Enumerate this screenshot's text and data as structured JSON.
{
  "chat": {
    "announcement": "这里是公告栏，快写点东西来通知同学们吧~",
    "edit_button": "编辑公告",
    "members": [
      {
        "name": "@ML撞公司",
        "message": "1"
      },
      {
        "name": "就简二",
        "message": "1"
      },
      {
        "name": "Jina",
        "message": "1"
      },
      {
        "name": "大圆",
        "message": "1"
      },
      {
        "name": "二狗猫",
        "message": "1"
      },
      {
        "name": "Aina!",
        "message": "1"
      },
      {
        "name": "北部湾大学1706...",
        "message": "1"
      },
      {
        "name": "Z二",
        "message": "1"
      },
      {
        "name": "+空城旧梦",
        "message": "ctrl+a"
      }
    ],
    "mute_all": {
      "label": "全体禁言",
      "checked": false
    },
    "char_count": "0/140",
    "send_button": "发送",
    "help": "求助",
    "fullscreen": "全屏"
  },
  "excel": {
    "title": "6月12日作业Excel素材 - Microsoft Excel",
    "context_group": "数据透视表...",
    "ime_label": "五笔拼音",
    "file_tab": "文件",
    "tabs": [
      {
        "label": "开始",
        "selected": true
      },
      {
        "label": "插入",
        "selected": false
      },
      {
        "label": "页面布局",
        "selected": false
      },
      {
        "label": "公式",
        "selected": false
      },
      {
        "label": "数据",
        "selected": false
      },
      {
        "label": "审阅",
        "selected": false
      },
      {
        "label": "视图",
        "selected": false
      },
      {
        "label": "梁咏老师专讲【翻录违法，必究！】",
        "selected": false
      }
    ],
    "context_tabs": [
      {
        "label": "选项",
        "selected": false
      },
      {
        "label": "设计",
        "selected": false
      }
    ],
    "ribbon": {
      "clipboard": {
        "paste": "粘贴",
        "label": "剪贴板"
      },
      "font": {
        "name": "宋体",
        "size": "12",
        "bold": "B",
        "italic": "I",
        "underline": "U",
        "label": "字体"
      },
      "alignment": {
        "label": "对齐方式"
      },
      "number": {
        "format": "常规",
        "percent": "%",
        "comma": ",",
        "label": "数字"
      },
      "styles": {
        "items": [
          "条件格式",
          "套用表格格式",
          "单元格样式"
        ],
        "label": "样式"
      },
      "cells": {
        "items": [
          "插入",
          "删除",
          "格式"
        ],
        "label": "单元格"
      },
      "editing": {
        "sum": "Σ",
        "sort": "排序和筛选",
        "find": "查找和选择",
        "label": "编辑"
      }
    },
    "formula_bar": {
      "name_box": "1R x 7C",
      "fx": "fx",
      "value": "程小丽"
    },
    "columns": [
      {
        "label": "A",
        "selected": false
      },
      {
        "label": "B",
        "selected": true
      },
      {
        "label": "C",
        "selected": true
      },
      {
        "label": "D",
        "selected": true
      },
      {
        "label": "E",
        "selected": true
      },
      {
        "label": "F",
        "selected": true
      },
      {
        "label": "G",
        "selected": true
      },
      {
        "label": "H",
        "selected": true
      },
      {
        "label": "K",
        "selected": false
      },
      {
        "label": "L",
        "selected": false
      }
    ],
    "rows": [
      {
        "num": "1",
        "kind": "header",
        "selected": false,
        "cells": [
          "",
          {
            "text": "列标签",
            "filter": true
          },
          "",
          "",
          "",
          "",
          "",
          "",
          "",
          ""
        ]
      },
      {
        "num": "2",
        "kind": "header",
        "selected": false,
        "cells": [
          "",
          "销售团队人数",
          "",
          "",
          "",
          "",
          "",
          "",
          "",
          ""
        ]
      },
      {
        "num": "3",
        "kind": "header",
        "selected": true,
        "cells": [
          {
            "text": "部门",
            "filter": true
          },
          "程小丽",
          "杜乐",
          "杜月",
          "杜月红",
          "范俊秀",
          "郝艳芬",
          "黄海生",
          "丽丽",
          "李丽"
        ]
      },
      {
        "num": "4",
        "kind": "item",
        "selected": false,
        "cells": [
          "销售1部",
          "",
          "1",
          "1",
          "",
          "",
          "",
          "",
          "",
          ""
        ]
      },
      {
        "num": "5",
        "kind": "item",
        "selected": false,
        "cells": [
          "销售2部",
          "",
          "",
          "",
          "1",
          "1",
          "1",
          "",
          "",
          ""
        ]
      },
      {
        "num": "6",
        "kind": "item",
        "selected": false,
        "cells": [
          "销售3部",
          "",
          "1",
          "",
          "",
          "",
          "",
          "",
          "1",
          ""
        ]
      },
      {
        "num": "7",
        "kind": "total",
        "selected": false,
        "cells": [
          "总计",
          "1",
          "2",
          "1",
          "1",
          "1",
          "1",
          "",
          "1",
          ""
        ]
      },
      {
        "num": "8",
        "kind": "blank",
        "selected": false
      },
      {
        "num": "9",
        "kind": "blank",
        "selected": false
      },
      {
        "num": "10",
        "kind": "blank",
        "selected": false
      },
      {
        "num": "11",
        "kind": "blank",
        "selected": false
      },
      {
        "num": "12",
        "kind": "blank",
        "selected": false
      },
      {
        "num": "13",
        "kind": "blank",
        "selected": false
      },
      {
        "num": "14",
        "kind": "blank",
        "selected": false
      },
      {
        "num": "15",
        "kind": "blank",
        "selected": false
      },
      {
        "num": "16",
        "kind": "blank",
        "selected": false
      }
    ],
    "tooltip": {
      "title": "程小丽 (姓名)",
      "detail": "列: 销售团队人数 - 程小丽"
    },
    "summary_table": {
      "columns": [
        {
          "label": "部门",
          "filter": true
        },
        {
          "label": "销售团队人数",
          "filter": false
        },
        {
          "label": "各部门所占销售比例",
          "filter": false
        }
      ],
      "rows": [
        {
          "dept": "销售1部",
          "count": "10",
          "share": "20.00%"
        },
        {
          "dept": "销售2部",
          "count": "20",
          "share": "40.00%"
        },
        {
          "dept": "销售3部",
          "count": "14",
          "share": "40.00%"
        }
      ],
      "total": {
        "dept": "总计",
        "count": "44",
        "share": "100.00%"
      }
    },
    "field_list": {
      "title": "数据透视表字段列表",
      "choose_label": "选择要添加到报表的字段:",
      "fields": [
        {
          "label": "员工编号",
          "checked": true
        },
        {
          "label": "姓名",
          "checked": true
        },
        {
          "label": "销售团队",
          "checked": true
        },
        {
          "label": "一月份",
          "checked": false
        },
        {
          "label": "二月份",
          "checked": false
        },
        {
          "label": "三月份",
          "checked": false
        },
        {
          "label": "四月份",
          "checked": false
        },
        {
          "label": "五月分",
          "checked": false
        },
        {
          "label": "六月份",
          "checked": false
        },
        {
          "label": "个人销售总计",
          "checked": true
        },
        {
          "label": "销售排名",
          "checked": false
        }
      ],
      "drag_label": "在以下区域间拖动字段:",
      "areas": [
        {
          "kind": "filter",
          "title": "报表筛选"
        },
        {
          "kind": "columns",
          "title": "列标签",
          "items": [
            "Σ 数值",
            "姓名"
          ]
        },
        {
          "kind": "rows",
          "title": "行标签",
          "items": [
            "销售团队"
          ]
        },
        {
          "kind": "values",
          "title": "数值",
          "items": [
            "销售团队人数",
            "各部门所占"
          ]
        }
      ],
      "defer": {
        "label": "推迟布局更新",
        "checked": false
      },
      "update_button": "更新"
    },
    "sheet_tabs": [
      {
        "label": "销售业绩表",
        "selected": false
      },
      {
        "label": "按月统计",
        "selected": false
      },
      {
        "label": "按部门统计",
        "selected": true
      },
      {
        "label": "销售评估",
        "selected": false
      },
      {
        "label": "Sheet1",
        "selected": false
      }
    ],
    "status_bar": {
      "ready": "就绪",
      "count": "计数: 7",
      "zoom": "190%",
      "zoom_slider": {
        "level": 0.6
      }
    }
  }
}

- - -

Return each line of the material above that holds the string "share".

(EXERCISE SOLUTION):
          "share": "20.00%"
          "share": "40.00%"
          "share": "40.00%"
        "share": "100.00%"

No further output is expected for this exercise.